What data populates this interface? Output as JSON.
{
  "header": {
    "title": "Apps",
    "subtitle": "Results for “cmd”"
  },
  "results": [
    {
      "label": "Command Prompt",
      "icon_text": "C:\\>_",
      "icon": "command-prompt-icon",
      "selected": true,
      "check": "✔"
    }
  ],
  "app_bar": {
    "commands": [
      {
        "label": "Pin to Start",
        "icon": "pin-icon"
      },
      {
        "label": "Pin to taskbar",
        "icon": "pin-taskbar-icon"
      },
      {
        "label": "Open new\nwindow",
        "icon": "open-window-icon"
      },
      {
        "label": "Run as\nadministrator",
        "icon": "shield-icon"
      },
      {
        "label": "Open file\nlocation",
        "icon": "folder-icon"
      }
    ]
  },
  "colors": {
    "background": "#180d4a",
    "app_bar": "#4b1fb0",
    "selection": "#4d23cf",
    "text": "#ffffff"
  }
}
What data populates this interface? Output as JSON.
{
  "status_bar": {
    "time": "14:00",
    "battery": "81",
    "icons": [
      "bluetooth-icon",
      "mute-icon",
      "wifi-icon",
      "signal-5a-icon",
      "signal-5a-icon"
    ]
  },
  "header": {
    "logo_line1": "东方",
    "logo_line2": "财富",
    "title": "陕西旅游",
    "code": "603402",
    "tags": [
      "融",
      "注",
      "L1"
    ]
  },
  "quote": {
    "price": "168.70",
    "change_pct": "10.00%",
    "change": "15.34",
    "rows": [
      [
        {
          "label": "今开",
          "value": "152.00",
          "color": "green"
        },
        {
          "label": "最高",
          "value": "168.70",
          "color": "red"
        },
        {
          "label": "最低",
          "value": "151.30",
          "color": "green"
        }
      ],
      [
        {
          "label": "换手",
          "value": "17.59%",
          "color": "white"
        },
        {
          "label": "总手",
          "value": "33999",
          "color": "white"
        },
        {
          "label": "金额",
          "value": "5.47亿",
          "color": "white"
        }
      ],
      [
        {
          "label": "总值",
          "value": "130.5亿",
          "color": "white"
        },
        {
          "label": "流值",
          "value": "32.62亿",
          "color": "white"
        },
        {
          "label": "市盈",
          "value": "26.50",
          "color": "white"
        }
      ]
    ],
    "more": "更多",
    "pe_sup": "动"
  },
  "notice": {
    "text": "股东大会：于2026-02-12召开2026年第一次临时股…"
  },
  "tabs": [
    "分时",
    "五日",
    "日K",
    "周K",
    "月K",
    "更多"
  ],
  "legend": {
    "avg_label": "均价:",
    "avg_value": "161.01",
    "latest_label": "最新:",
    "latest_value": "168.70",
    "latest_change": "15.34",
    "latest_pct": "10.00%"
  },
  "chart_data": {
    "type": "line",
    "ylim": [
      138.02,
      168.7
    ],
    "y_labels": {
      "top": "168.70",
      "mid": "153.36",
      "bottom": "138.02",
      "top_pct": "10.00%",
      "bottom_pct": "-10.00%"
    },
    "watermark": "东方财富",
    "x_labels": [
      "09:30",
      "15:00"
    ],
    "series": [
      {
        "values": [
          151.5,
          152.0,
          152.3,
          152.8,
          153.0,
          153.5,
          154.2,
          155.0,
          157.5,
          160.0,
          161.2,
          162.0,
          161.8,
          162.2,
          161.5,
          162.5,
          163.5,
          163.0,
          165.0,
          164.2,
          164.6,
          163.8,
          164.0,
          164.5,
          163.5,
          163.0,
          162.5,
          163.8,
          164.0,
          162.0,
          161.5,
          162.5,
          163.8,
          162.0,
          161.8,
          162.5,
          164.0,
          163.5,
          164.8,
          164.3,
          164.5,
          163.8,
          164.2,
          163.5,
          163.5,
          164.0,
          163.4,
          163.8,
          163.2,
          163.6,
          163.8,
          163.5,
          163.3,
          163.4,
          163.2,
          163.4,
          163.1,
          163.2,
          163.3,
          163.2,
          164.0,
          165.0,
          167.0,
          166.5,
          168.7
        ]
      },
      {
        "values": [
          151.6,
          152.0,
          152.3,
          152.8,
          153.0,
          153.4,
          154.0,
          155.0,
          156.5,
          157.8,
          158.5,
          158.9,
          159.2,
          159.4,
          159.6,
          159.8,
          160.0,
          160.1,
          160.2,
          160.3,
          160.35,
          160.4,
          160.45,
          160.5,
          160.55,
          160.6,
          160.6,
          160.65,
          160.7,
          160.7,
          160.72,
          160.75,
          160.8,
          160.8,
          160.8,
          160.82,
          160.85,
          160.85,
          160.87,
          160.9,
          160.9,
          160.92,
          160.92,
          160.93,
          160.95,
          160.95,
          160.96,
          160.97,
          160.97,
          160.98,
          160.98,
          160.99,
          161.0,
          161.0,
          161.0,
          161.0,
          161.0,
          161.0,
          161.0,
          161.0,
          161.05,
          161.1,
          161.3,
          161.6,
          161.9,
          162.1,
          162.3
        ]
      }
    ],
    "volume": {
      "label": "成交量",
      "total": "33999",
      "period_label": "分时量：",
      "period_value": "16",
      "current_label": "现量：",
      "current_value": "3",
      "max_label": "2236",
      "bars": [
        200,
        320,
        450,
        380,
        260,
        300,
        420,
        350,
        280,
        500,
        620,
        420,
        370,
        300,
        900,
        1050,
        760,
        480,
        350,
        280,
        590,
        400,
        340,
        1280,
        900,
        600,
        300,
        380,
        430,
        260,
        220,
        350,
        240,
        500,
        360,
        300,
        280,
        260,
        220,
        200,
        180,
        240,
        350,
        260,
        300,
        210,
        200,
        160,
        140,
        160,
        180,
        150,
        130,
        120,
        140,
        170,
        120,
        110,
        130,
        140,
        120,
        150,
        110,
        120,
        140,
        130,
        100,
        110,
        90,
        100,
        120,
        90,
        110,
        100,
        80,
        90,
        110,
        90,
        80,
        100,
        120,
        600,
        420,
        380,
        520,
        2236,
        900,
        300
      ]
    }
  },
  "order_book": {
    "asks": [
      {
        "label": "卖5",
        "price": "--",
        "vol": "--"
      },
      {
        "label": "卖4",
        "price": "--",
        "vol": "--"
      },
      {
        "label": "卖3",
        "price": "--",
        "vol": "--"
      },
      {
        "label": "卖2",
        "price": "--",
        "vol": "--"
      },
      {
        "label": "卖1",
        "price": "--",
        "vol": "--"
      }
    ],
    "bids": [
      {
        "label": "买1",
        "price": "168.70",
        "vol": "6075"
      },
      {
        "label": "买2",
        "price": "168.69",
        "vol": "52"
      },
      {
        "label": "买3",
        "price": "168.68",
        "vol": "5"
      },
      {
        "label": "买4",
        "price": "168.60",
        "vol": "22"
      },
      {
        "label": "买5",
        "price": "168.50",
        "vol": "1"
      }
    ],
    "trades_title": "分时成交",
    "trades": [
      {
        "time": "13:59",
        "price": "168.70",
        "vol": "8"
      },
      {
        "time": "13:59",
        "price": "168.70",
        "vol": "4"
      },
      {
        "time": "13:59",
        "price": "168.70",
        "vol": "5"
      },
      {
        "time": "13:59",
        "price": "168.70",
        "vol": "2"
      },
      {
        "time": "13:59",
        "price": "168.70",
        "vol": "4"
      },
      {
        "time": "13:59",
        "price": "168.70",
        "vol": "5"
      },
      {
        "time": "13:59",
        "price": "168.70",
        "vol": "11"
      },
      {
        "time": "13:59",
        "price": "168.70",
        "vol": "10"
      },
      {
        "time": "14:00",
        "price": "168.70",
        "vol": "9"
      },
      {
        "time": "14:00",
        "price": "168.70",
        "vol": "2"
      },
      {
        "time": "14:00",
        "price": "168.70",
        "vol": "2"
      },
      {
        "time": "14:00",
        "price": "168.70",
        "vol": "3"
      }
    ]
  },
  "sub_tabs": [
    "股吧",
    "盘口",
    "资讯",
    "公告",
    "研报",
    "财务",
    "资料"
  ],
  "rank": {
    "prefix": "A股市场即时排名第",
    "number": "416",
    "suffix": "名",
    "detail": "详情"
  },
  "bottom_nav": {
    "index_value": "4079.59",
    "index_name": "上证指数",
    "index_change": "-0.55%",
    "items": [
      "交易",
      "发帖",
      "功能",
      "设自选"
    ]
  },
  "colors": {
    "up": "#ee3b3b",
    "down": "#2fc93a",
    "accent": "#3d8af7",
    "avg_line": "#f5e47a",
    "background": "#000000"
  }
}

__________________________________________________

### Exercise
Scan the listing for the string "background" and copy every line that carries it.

### Answer for this exercise
    "background": "#180d4a",
    "background": "#000000"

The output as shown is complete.